But there is a bigger question. How might I weigh the competing claims of beauty and of justice? In his dark but lovely essay Art in Relation to War David Jones the poet/painter argues poignantly: “Man as a moral being hungers and thirsts after justice, and man as artist hungers and thirsts after form and although these are ultimately one . . . nevertheless for us they are not one, not yet, not by any means”.
How might we make them “one”, or choose between them? Certainly they are both good; they are both necessary to human flourishing. In her virtuoso, witty and possibly wise book, On Beauty: and Being Just Elaine Scarry tries to convince us that since the contemplation of beauty will necessarily lead to justice we should begin, at least, with delighting and defending beauty. That offers me real comfort. But sadly Scarry abstracts “Beauty” from any context and nowhere acknowledges its subjective status. I know that many people do not find moors like this one beautiful – they see them as bleak, empty, barren. How many people have to find something how beautiful before it starts to develop into the eager sense of justice that Scarry foresees? The related question of how much justice is it worth losing some beauty for is similarly problematic. It is well nigh impossible to discover how much power windfarms can actually deliver: 20 per cent of Scotland’s needs say the proponents; less than 3 per cent say the opposition – and it does make a difference.
The answer of course is to so expand my imagination and my sensibility that I can find the windfarm beautiful – not simply because it is just, but because it is pleasing also. The deep hum will add an accompaniment, new rich tones, to the wind’s music; the high circling movement will provide punctuation to mist and cloud; the vibrancy of sun-flicker will pattern the soft light; the glory of hard verticals will accentuate and elaborate the soft curves.
Well, I’m trying. It feels difficult, but I know that aesthetic values change like other values and that the excitement of learning new things is a stimulating challenge, especially worthwhile as I turn 60. I know too that the glen has changed through history – it survives the dykes and drainage cuts; it survives the railway line chugging through; it survives the pylons and poles; it survives the declining population; it survives the forestry plantations. These changes have shaped it into the place I love.

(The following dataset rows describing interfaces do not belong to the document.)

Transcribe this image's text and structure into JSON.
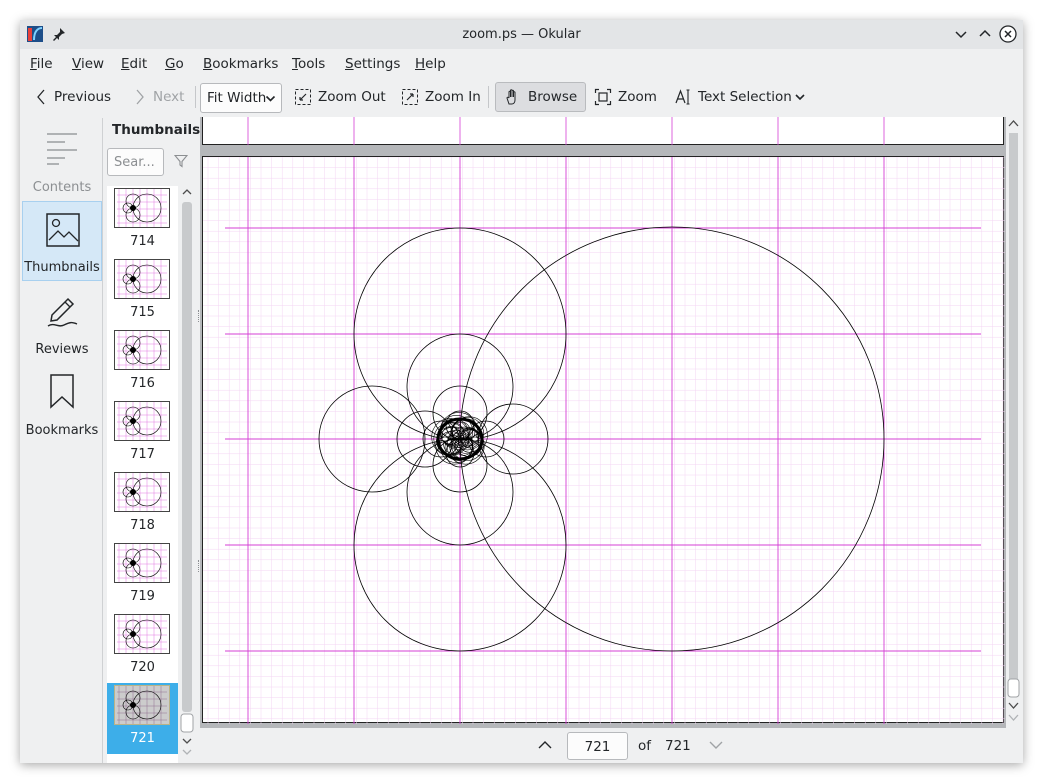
{
  "window": {
    "title": "zoom.ps — Okular"
  },
  "menubar": [
    {
      "pre": "",
      "ul": "F",
      "post": "ile"
    },
    {
      "pre": "",
      "ul": "V",
      "post": "iew"
    },
    {
      "pre": "",
      "ul": "E",
      "post": "dit"
    },
    {
      "pre": "",
      "ul": "G",
      "post": "o"
    },
    {
      "pre": "",
      "ul": "B",
      "post": "ookmarks"
    },
    {
      "pre": "",
      "ul": "T",
      "post": "ools"
    },
    {
      "pre": "",
      "ul": "S",
      "post": "ettings"
    },
    {
      "pre": "",
      "ul": "H",
      "post": "elp"
    }
  ],
  "toolbar": {
    "previous": "Previous",
    "next": "Next",
    "zoom_mode": "Fit Width",
    "zoom_out": "Zoom Out",
    "zoom_in": "Zoom In",
    "browse": "Browse",
    "zoom": "Zoom",
    "text_selection": "Text Selection"
  },
  "sidebar": {
    "tabs": [
      {
        "label": "Contents",
        "icon": "contents-icon",
        "active": false,
        "enabled": false
      },
      {
        "label": "Thumbnails",
        "icon": "thumbnails-icon",
        "active": true,
        "enabled": true
      },
      {
        "label": "Reviews",
        "icon": "reviews-icon",
        "active": false,
        "enabled": true
      },
      {
        "label": "Bookmarks",
        "icon": "bookmarks-icon",
        "active": false,
        "enabled": true
      }
    ]
  },
  "thumbnails": {
    "header": "Thumbnails",
    "search_placeholder": "Sear...",
    "pages": [
      "714",
      "715",
      "716",
      "717",
      "718",
      "719",
      "720",
      "721"
    ],
    "selected": "721"
  },
  "pager": {
    "current": "721",
    "of": "of",
    "total": "721"
  },
  "colors": {
    "accent": "#3daee9",
    "grid_major": "#d43fd4",
    "grid_minor": "#f3d6f3",
    "curve": "#000000"
  }
}
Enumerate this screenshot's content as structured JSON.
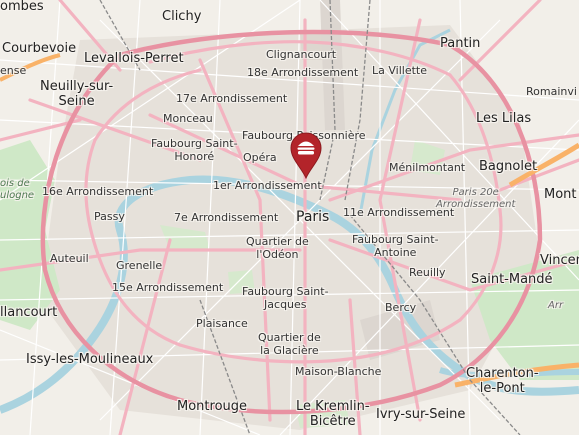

Perhaps the wind-farm could be just one more change in the rhythm of my Huge Nothing and will gain in beauty as it merges into justice, and they will become one for me. To be honest I resent the effort involved and the fact that I did not choose it, but on good days even a failed attempt to make this true, which it is not for me yet, feels possible and exciting, a new adventure.
I am trying but still I am haunted by poor John Clare, the poet, wandering and raving, driven crazy by the loss of his home, the wild heaths and common land of his childhood, which had been destroyed by modernity.
A Book Of Silence
pp311, ISBN 9781847081513